» How to complete this task
Make an exact copy of the entries below, with all images left out.

........

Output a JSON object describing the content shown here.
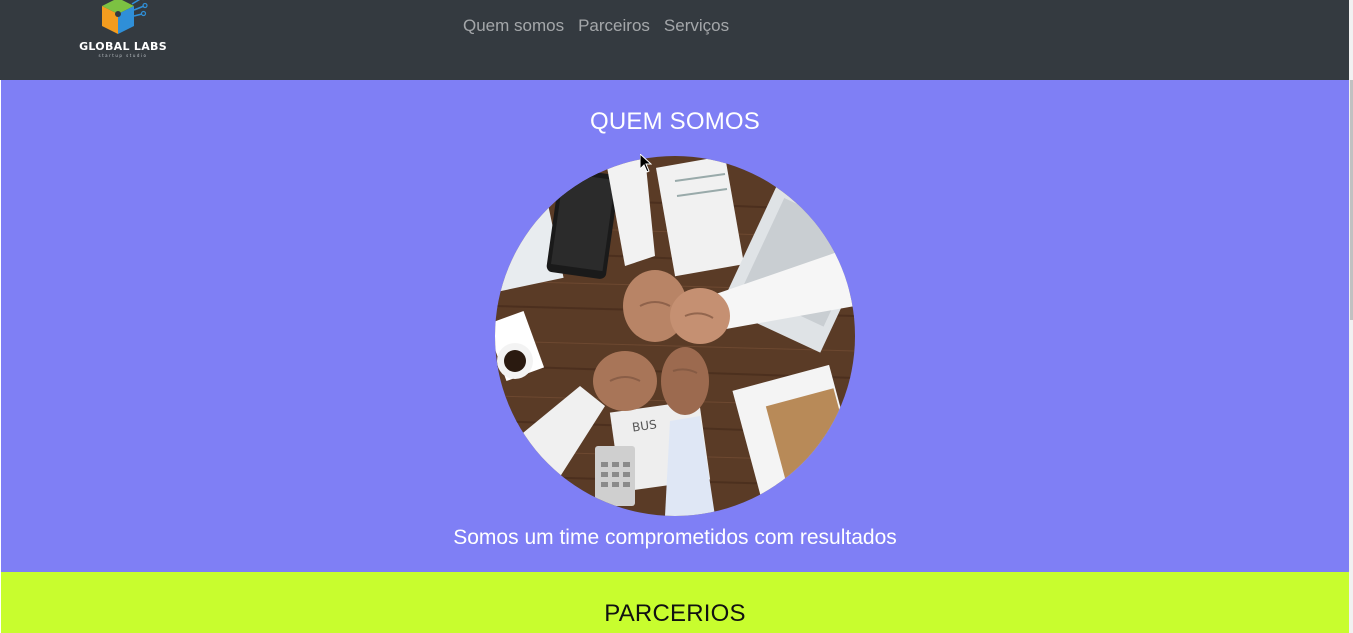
{
  "navbar": {
    "brand_name": "GLOBAL LABS",
    "brand_tagline": "startup studio",
    "links": [
      {
        "label": "Quem somos"
      },
      {
        "label": "Parceiros"
      },
      {
        "label": "Serviços"
      }
    ],
    "background": "#343a40"
  },
  "quem_somos": {
    "title": "QUEM SOMOS",
    "text": "Somos um time comprometidos com resultados",
    "background": "#7f7ff5",
    "image_icon": "teamwork-fist-bump-photo"
  },
  "parceiros": {
    "title": "PARCERIOS",
    "background": "#c8fd2e"
  }
}
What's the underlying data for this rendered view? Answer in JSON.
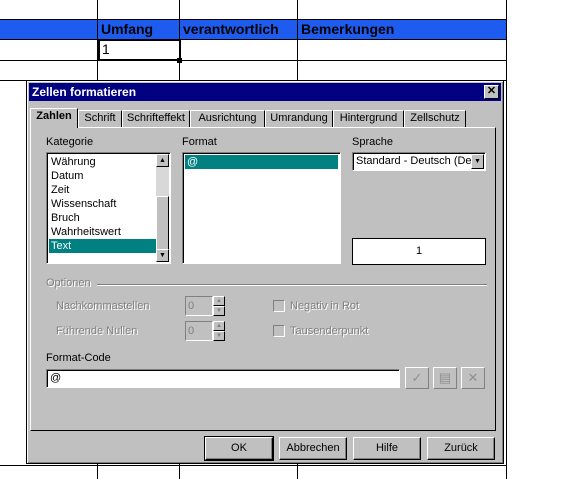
{
  "sheet": {
    "headers": [
      "Umfang",
      "verantwortlich",
      "Bemerkungen"
    ],
    "active_cell_value": "1",
    "header_color": "#1e5cf0"
  },
  "dialog": {
    "title": "Zellen formatieren",
    "close_glyph": "✕",
    "tabs": [
      {
        "label": "Zahlen",
        "active": true
      },
      {
        "label": "Schrift"
      },
      {
        "label": "Schrifteffekt"
      },
      {
        "label": "Ausrichtung"
      },
      {
        "label": "Umrandung"
      },
      {
        "label": "Hintergrund"
      },
      {
        "label": "Zellschutz"
      }
    ],
    "kategorie_label": "Kategorie",
    "kategorie_items": [
      "Währung",
      "Datum",
      "Zeit",
      "Wissenschaft",
      "Bruch",
      "Wahrheitswert",
      "Text"
    ],
    "kategorie_selected": "Text",
    "format_label": "Format",
    "format_items": [
      "@"
    ],
    "sprache_label": "Sprache",
    "sprache_value": "Standard - Deutsch (Deu",
    "preview_value": "1",
    "optionen_label": "Optionen",
    "nachkommastellen_label": "Nachkommastellen",
    "nachkommastellen_value": "0",
    "fuehrende_nullen_label": "Führende Nullen",
    "fuehrende_nullen_value": "0",
    "negativ_rot_label": "Negativ in Rot",
    "tausenderpunkt_label": "Tausenderpunkt",
    "format_code_label": "Format-Code",
    "format_code_value": "@",
    "buttons": {
      "ok": "OK",
      "abbrechen": "Abbrechen",
      "hilfe": "Hilfe",
      "zurueck": "Zurück"
    },
    "selection_color": "#008080",
    "titlebar_color": "#000080"
  }
}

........

» Written response
Output a JSON object describing the content shown here.
{
  "navbar": {
    "brand_name": "GLOBAL LABS",
    "brand_tagline": "startup studio",
    "links": [
      {
        "label": "Quem somos"
      },
      {
        "label": "Parceiros"
      },
      {
        "label": "Serviços"
      }
    ],
    "background": "#343a40"
  },
  "quem_somos": {
    "title": "QUEM SOMOS",
    "text": "Somos um time comprometidos com resultados",
    "background": "#7f7ff5",
    "image_icon": "teamwork-fist-bump-photo"
  },
  "parceiros": {
    "title": "PARCERIOS",
    "background": "#c8fd2e"
  }
}
What's the underlying data for this rendered view? Answer in JSON.
{
  "sheet": {
    "headers": [
      "Umfang",
      "verantwortlich",
      "Bemerkungen"
    ],
    "active_cell_value": "1",
    "header_color": "#1e5cf0"
  },
  "dialog": {
    "title": "Zellen formatieren",
    "close_glyph": "✕",
    "tabs": [
      {
        "label": "Zahlen",
        "active": true
      },
      {
        "label": "Schrift"
      },
      {
        "label": "Schrifteffekt"
      },
      {
        "label": "Ausrichtung"
      },
      {
        "label": "Umrandung"
      },
      {
        "label": "Hintergrund"
      },
      {
        "label": "Zellschutz"
      }
    ],
    "kategorie_label": "Kategorie",
    "kategorie_items": [
      "Währung",
      "Datum",
      "Zeit",
      "Wissenschaft",
      "Bruch",
      "Wahrheitswert",
      "Text"
    ],
    "kategorie_selected": "Text",
    "format_label": "Format",
    "format_items": [
      "@"
    ],
    "sprache_label": "Sprache",
    "sprache_value": "Standard - Deutsch (Deu",
    "preview_value": "1",
    "optionen_label": "Optionen",
    "nachkommastellen_label": "Nachkommastellen",
    "nachkommastellen_value": "0",
    "fuehrende_nullen_label": "Führende Nullen",
    "fuehrende_nullen_value": "0",
    "negativ_rot_label": "Negativ in Rot",
    "tausenderpunkt_label": "Tausenderpunkt",
    "format_code_label": "Format-Code",
    "format_code_value": "@",
    "buttons": {
      "ok": "OK",
      "abbrechen": "Abbrechen",
      "hilfe": "Hilfe",
      "zurueck": "Zurück"
    },
    "selection_color": "#008080",
    "titlebar_color": "#000080"
  }
}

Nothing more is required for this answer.